Dalits and OBCs losing out because of limited access to English education
Brahmins, who hated other languages, learnt Persian and Urdu when the Muslims were ruling India. They were the ones who gave up Persian and learnt English during colonial rule. After 1947, they were the ones who kept English education in the private sector and regional languages in public sector.Updated: Jan 05, 2017 21:36 IST
Writers in the English language are easily the best known in Karnataka today. RK Narayan (a Tamil Brahmin brought up in Mysore), Raja Rao (Smartha Brahmin), Girish Karnad (a Maratha Saraswatha Brahmin) and UR Ananathamurthy (Kannada Brahmin with a socialist ideological background) are among them. Apart from these, there are other well known social science, political and journalistic writers among Brahmins from the state. Why are no Other Backward Class (OBC) and Dalit writers from Karnataka known outside their state? A Dalit writer like Devanoor Mahadeva is known only within his state, that too more among Dalit circles. The upper castes of Karnataka do not give him the recognition that a writer of his stature deserves.
Karnataka has produced many OBC politicians: Devaraj Urs, S Bangarappa and Siddaramaiah are well known politicians who became the chief ministers. Of these three, Devaraj Urs was from the Mysore royal heritage but Bangarappa and Siddaramaiah came from Idiga (toddy taping) and Kuruba communities, which are very backward castes. Such good leaders also did not get national status.
The reason is that they are not projected by the English intellectuals of the state or national-level intellectuals who write in English. Though HD Deve Gowda, a Sudra upper caste leader, became the prime minister because of the support of the Sudra upper caste leaders like Chandrababu Naidu, the English media in Delhi showed him scant respect. Brahmin English-speaking leaders like PV Narasimha Rao and IK Gujral were shown in a positive light because they could engage with the English-writing circles of Delhi and the international media. Even Prime Minister Narendra Modi is treated with disdain in some elite circles because of his lack of English-speaking abilities.
Unlike united Andhra Pradesh or the Telugu two states, Karnataka’s OBCs and Dalits produced Dalit political leaders. For example, Mallikarjun Karge is playing a national role as a leader of the Opposition party. Yet Kannada society has not produced an OBC and Dalit intellectual who could write in English. There are hardly any well known journalists, writers and transformative intellectuals from these communities.

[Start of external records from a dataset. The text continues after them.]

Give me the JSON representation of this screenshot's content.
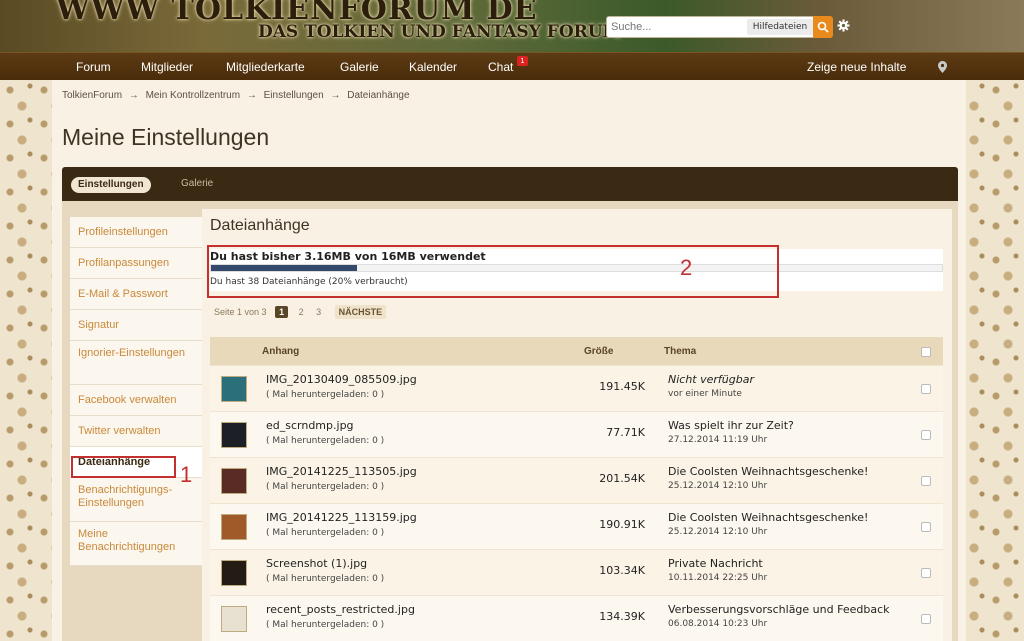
{
  "header": {
    "logo_main": "WWW TOLKIENFORUM DE",
    "logo_sub": "DAS TOLKIEN UND FANTASY FORUM",
    "search_placeholder": "Suche...",
    "search_help": "Hilfedateien"
  },
  "nav": {
    "items": [
      "Forum",
      "Mitglieder",
      "Mitgliederkarte",
      "Galerie",
      "Kalender",
      "Chat"
    ],
    "chat_badge": "1",
    "right_link": "Zeige neue Inhalte"
  },
  "breadcrumb": [
    "TolkienForum",
    "→",
    "Mein Kontrollzentrum",
    "→",
    "Einstellungen",
    "→",
    "Dateianhänge"
  ],
  "page_title": "Meine Einstellungen",
  "tabs": {
    "active": "Einstellungen",
    "other": "Galerie"
  },
  "sidebar": {
    "items": [
      "Profileinstellungen",
      "Profilanpassungen",
      "E-Mail & Passwort",
      "Signatur",
      "Ignorier-Einstellungen",
      "Facebook verwalten",
      "Twitter verwalten",
      "Dateianhänge",
      "Benachrichtigungs-Einstellungen",
      "Meine Benachrichtigungen"
    ],
    "active_index": 7
  },
  "annotations": {
    "one": "1",
    "two": "2"
  },
  "content": {
    "title": "Dateianhänge",
    "usage_title": "Du hast bisher 3.16MB von 16MB verwendet",
    "usage_percent": 20,
    "usage_text": "Du hast 38 Dateianhänge (20% verbraucht)"
  },
  "pager": {
    "label": "Seite 1 von 3",
    "current": "1",
    "pages": [
      "2",
      "3"
    ],
    "next": "NÄCHSTE"
  },
  "table": {
    "headers": {
      "attachment": "Anhang",
      "size": "Größe",
      "topic": "Thema"
    },
    "rows": [
      {
        "name": "IMG_20130409_085509.jpg",
        "downloads": "( Mal heruntergeladen: 0 )",
        "size": "191.45K",
        "topic": "Nicht verfügbar",
        "date": "vor einer Minute",
        "italic": true,
        "thumb_color": "#2b6f7a"
      },
      {
        "name": "ed_scrndmp.jpg",
        "downloads": "( Mal heruntergeladen: 0 )",
        "size": "77.71K",
        "topic": "Was spielt ihr zur Zeit?",
        "date": "27.12.2014 11:19 Uhr",
        "italic": false,
        "thumb_color": "#1c2026"
      },
      {
        "name": "IMG_20141225_113505.jpg",
        "downloads": "( Mal heruntergeladen: 0 )",
        "size": "201.54K",
        "topic": "Die Coolsten Weihnachtsgeschenke!",
        "date": "25.12.2014 12:10 Uhr",
        "italic": false,
        "thumb_color": "#5a2a24"
      },
      {
        "name": "IMG_20141225_113159.jpg",
        "downloads": "( Mal heruntergeladen: 0 )",
        "size": "190.91K",
        "topic": "Die Coolsten Weihnachtsgeschenke!",
        "date": "25.12.2014 12:10 Uhr",
        "italic": false,
        "thumb_color": "#a05a2a"
      },
      {
        "name": "Screenshot (1).jpg",
        "downloads": "( Mal heruntergeladen: 0 )",
        "size": "103.34K",
        "topic": "Private Nachricht",
        "date": "10.11.2014 22:25 Uhr",
        "italic": false,
        "thumb_color": "#241c14"
      },
      {
        "name": "recent_posts_restricted.jpg",
        "downloads": "( Mal heruntergeladen: 0 )",
        "size": "134.39K",
        "topic": "Verbesserungsvorschläge und Feedback",
        "date": "06.08.2014 10:23 Uhr",
        "italic": false,
        "thumb_color": "#e8e0d0"
      }
    ]
  }
}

This is because most Dalit/ Other Backward Classes study in government schools, which teach only in the Kannada medium. At the same time, Karnataka is known for good English-medium schools in the private sector. Bengaluru is also known as an advanced English and software education and employment centre. But how many OBCs and Dalits are there in that sector?
It was UR Ananthamurthy who opposed the government schools teaching in English but educated his children in English-medium schools. Girish Karnad’s son Raghu Karnad has also been educated in the West. But they want the labouring communities to learn only Kannada, knowing well that a good English education is the most empowering soft power.
Unless the OBCs and Dalits defeat this sophisticated intellectual manipulation by the Kannada English-speaking Brahmins, the country will not move towards educational equality.
If this inequality and caste oppression is not stopped by the lower castes by forcing the government schools to teach in English, nothing will change.
Brahmins, who hated other languages, learnt Persian and Urdu when the Muslims were ruling India. They were the ones who gave up Persian and learnt English during colonial rule.
Learning a little bit of English in the Kannada-medium schools and competing with convent school-educated Brahmins and other upper castes will not be possible for the OBCs and Dalits.
The OBC and Dalit intellectuals must realise this important fact and work to change things.
Kancha Ilaiah Shepherd is director, Centre for the Study of Social Exclusion and Inclusive Policy, Maulana Azad National Urdu University, Gachibowli, Hyderabad
The views expressed are personal
First Published: Jan 05, 2017 17:44 IST